■ **Task**:
Lines in which "date" appears should be pulled from the data below.

■ **Source material**:
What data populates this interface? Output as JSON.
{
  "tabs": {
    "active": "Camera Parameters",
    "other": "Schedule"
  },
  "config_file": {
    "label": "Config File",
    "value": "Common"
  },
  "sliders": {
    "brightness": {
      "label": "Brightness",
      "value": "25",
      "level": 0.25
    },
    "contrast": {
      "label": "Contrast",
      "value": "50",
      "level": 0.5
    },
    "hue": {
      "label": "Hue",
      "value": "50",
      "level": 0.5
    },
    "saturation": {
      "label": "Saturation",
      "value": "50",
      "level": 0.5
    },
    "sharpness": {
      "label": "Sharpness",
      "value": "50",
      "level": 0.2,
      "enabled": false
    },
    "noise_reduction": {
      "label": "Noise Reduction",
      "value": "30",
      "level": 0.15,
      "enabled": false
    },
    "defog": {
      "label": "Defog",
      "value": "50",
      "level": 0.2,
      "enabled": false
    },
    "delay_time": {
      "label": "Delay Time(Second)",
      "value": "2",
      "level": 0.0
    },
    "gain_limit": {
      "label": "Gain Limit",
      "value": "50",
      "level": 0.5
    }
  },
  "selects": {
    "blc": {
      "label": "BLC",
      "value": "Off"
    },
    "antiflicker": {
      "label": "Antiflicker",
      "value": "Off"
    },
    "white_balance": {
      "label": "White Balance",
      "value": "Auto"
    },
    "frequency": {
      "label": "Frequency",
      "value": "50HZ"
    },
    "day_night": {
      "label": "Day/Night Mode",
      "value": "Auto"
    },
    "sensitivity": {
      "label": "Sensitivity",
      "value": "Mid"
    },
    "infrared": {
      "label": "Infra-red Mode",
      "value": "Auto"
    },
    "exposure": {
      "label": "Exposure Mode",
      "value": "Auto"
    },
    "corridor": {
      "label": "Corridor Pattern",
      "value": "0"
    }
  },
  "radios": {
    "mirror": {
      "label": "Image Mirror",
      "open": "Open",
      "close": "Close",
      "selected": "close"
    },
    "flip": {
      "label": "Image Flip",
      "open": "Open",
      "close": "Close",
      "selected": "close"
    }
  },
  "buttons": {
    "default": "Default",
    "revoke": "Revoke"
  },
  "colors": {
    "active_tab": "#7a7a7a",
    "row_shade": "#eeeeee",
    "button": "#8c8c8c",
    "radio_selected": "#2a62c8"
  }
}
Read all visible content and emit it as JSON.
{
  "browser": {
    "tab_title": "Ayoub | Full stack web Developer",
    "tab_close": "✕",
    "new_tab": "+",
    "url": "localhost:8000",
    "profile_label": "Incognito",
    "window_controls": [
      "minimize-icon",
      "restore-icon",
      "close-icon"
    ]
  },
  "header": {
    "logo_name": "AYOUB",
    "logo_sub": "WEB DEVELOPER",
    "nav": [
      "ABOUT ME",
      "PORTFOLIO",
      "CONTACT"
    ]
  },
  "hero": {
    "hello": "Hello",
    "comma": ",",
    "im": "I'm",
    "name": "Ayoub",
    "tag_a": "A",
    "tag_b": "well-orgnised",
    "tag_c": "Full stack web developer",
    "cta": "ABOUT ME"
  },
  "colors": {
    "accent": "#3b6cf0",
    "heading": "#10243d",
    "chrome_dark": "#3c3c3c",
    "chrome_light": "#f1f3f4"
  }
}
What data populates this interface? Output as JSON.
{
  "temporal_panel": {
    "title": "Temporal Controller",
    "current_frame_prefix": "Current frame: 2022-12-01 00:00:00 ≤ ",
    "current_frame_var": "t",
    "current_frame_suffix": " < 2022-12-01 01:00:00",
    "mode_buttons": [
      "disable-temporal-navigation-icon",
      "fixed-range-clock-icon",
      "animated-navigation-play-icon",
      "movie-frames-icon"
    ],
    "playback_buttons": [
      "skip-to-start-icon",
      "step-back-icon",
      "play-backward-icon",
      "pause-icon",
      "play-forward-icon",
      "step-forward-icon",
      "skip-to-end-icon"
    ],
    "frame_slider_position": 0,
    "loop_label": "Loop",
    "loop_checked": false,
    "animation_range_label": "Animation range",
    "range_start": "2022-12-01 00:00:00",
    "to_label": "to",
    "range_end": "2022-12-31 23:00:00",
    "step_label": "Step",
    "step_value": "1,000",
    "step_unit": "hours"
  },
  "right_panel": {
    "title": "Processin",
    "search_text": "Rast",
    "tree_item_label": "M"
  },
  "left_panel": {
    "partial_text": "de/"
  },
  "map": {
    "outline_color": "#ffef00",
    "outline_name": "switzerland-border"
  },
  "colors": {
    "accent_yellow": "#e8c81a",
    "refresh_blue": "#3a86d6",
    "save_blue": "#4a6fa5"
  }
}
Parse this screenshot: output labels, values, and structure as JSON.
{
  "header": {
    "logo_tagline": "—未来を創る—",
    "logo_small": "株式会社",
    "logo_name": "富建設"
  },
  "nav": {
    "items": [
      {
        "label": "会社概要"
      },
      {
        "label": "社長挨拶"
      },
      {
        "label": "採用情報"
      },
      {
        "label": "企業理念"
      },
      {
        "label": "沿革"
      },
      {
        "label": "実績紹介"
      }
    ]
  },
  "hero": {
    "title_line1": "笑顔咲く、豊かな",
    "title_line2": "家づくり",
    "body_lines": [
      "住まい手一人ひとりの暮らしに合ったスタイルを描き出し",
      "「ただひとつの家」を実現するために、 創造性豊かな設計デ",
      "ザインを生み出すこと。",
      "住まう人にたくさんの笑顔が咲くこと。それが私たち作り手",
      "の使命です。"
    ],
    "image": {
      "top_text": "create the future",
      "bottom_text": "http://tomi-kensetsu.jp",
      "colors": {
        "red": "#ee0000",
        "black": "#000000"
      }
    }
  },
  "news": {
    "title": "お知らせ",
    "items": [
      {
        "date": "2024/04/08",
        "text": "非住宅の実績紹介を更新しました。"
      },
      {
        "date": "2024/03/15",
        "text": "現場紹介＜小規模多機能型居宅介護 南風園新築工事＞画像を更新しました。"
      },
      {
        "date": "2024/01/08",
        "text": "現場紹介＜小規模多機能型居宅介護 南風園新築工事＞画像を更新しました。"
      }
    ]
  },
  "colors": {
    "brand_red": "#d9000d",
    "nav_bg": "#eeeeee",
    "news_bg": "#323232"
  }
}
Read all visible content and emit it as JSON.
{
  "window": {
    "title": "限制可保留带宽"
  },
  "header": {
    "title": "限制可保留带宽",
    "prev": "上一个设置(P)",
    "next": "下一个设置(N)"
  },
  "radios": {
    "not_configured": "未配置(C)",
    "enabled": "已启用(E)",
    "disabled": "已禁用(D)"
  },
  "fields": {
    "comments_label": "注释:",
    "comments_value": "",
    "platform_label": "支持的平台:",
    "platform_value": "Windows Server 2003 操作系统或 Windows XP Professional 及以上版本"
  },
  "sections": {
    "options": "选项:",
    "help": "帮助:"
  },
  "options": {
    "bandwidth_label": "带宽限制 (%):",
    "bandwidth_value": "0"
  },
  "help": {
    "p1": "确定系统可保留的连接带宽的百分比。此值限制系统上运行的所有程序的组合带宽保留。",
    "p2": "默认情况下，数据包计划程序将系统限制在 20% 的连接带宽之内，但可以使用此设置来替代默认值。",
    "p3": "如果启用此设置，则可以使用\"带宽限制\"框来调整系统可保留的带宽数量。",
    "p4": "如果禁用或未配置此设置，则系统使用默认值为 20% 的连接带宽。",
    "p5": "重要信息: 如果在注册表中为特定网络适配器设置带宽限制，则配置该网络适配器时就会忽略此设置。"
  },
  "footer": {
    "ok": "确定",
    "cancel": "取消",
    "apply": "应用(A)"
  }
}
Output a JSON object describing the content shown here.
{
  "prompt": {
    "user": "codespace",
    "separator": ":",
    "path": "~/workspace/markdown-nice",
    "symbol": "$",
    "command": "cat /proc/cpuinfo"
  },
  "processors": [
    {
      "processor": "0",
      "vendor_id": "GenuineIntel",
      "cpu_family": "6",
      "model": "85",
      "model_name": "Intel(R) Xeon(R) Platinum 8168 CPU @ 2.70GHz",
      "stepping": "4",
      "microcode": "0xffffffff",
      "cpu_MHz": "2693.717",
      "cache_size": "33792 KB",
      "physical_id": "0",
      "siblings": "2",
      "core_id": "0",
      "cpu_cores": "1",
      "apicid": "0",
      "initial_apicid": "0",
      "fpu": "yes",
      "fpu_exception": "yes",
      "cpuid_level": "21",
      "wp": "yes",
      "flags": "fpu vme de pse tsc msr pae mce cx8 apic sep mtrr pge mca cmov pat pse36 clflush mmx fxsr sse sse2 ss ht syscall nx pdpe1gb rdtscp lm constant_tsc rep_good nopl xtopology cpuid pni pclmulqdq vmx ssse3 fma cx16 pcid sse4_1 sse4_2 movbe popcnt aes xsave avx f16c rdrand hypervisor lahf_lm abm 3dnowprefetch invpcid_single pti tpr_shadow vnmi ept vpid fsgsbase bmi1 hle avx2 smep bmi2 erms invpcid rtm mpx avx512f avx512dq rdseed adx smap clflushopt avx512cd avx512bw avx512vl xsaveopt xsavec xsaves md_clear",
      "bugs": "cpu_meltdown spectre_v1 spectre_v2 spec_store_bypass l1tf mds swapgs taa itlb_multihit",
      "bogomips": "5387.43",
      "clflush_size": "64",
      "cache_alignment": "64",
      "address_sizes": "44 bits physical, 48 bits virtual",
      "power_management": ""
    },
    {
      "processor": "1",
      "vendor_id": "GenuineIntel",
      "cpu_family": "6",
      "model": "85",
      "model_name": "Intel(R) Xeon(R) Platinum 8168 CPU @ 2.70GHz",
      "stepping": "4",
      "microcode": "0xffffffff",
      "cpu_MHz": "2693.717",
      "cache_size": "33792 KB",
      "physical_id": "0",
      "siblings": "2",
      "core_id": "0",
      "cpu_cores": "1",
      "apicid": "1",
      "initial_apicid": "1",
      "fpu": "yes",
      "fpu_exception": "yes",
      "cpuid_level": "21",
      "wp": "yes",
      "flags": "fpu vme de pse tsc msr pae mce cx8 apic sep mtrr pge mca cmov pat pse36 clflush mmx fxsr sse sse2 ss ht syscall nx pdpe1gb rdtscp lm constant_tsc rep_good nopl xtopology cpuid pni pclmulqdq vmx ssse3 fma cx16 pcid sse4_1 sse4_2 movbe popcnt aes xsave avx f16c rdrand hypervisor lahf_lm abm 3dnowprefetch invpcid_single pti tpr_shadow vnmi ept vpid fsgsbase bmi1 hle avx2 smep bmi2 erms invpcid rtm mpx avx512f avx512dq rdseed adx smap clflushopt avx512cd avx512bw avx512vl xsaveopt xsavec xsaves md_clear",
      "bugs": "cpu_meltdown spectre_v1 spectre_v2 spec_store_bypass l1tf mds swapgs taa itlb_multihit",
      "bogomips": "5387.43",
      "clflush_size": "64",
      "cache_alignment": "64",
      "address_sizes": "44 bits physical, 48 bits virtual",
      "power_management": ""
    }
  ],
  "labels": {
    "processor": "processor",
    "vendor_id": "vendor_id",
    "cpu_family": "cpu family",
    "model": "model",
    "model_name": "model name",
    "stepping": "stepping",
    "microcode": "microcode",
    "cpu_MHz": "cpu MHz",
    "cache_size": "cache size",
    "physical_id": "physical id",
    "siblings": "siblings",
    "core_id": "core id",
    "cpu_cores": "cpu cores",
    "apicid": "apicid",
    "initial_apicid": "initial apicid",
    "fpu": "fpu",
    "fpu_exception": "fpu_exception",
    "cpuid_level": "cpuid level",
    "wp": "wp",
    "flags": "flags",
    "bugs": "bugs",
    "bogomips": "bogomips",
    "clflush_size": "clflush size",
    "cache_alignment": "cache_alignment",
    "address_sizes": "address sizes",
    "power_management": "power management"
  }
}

■ **Completed task**:
        "date": "2024/04/08",
        "date": "2024/03/15",
        "date": "2024/01/08",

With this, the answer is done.